Now that the script’s been published, no doubt spoilers will start to leak out, but my advice, if you’re planning to see the show, is to avoid them. Don’t read the script; don’t ask questions. Just wait until you can experience Cursed Child in all its spectacular brilliance… and thank me later.


Can’t see the map on iPhone? Try turning your phone to landscape and that should sort it. I don’t know why but I’m working on it… 😉

Theatre round-up: 3 August 2015

Bit later than usual, but here’s this week’s theatre round-up, and what an interesting week it was. It also included another Edinburgh preview, so more on that next week.

Impossible

Escapology, mind-reading, card tricks and sleight of hand. Women get cut in half and cars disappear. Members of the audience are invited to lie on a bed of nails, and a bald man fires a crossbow at his wife. It’s all in a day’s work for the eight illusionists who make up the cast of Impossible, a magical extravaganza directed by BAFTA winner Anthony Owen at the Noel Coward Theatre. It’s full of jaw-dropping moments – I figured out one tiny bit of one trick and I was really proud of myself. As for the rest, I’ve no idea.

Sure, it’s all a bit macho, and it would have been nice to see a man get cut in half for a change. And we know how all the tricks are going to end, but that doesn’t stop them being amazing.
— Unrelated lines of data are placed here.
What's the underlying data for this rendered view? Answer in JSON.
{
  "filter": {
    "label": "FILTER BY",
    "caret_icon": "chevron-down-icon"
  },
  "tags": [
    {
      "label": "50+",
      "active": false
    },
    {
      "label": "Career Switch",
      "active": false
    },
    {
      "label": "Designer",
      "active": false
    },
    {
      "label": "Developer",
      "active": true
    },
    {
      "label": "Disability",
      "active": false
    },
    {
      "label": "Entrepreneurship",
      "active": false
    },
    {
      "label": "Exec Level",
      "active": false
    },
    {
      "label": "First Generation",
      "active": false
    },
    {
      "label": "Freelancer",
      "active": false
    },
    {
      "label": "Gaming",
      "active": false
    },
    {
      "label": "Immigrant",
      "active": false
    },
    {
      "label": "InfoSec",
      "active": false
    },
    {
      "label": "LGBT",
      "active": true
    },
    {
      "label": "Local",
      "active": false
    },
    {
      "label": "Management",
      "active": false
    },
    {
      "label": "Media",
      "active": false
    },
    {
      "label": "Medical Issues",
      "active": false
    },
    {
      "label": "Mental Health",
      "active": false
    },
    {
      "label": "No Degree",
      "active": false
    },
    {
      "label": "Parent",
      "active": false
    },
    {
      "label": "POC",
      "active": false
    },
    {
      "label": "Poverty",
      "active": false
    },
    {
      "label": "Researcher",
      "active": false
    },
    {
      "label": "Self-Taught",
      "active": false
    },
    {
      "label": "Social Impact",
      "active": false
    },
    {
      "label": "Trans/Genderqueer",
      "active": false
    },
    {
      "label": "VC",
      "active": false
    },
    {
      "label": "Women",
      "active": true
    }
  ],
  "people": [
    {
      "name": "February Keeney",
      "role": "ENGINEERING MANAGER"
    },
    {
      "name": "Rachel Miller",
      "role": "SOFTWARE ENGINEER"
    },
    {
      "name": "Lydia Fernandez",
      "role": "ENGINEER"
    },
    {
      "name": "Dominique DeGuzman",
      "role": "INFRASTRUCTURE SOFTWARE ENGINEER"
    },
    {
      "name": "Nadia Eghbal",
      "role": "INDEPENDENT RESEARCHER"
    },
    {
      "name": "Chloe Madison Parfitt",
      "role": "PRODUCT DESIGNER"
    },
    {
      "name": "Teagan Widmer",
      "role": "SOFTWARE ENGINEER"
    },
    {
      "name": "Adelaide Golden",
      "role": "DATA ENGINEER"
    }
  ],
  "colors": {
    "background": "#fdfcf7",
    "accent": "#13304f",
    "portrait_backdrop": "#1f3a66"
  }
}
This is a genuinely incredible show and really good fun (and only mildly terrifying at times).

Impossible review for LondonTheatre1.com

American idiot

Ah, finally a jukebox musical based on a band from my generation… American Idiot is a show based on the 2004 Green Day concept album, and telling the story of three childhood friends in the wake of 9/11. It’s not for the faint-hearted or easily offended, with scenes of drug use, violence and explicit language, but then again, was anyone really expecting anything different? It’s not your typical jukebox musical, but personally, I’m not a massive fan of them anyway, so that’s okay. The show is fast, furious and full of energy, and I loved it.

And it’s got me back listening to Green Day again, so that can’t be a bad thing.

American Idiot review for LondonTheatre1.com

Secret theatre

Well, what can I say? Not much, actually, because it’s a secret. It’s not like me to go and see a play without knowing what it is, so I was feeling a bit anxious about my trip to the Secret Theatre last night. But I needn’t have worried, because not only did the play turn out to be a story I knew and loved, it was also really fun. A totally immersive theatre experience, from the moment you arrive you’re part of the show; be prepared to interact with the cast, and to do a lot of walking from location to location.

Though the second act could probably have done with being a bit shorter, I loved both the experience and the play, and might even consider trying secret theatre again some time. Which, considering I don’t do surprises, is quite a compliment.

Secret Theatre review for Carn’s Theatre Passion

This week's theatre

This week’s theatre:

Dirty Dancing, Marlowe Theatre